Efforts to create a town square on 24th Street picked up steam in January when the project jumped a hurdle to qualify for city funding, bolstering fundraising efforts already under way.
“We are very hopeful,” said Nisha Pillai, a five-year resident of Noe Valley and member since May of the group Residents for Noe Valley Town Square.
Neighborhood support for the project to turn the blacktop parking lot at Vicksburg Street into a public gathering spot has netted $470,000 to date, she said. The lot is the site of the popular weekly Noe Valley Farmers’ Market, which would stay if the town square became a reality.
Chances of its materializing improved significantly on Jan. 8, when the Noe Valley Town Square was officially added to a roster drawn up by the Park and Recreation Open Space Advisory Committee, a group that makes recommendations to the Recreation and Park Commission as to which parks and open space to acquire.
The Residents expect to go before the commission in March, when they will ask the body to consider buying the parking lot using open space funds.
Their hope is that Rec and Park will kick in something close to $2 million of the estimated $3.6 million price tag to buy the property, Pillai said.
“Noe Valley is one of the most underserved communities in terms of open space in the city,” she said. City planning policy defines an area as deficient in open space if there is no playground or park within a half-mile radius.
“If we had the town square there, that would be the only open space within almost three-quarters of a mile,” she said.
At the same time, the group is working with the park department to hash out how the acquisition would take place if the project were approved. It’s not unusual for community groups to partner with the city to maintain a park space, but partnering for the acquisition is new territory, so a new agreement is being created, she said.
Looking to other sources for money, group members Kate Sherwood and Leslie Crawford are applying for a second round of state grant money intended for urban greening projects. Winners in the first round of grants will receive up to $1 million. (Winners won’t be announced until summer 2014 at the earliest, said a spokesman for the granting agency.)
Meanwhile, organizers continue their weekly appearances at the Saturday farmer’s market. A standard fundraising campaign starts with an initial large donation, but town square organizers are working in reverse, Pillai said.
“They decided to fundraise to see how much the community supports it, and they’ve been wildly successful,” she said.
A handful of neighbors have made significant donations in the form of matching grants. Both Patxi’s Pizza and Joel Panzer’s Real Management Company put up $24,000. Local residents the Mogal family (of Eco+Historical Homes), Rodrigo Santos, and the Russell-Shapiro family, who own Absinthe restaurant in Hayes Valley, put up $12,000 each.
Money raised beyond the purchase price will determine how many amenities the space can afford, Pillai said.
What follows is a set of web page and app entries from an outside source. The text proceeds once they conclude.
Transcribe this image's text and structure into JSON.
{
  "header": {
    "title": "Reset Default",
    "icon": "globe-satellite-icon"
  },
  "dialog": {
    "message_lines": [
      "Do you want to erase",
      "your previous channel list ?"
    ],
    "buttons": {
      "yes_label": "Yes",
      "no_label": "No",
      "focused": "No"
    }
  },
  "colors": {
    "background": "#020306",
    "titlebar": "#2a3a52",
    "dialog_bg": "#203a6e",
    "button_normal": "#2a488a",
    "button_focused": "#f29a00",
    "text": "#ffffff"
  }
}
In addition to the farmer’s market booths, planners envision a space that will have trees and shrubbery, benches or other seating, and possibly a stage or other performance venue.
Changes and upkeep will be the responsibility of the neighborhood, not the Rec and Park Department.
To find out more about the project, go to www.noevalleytownsquare.com.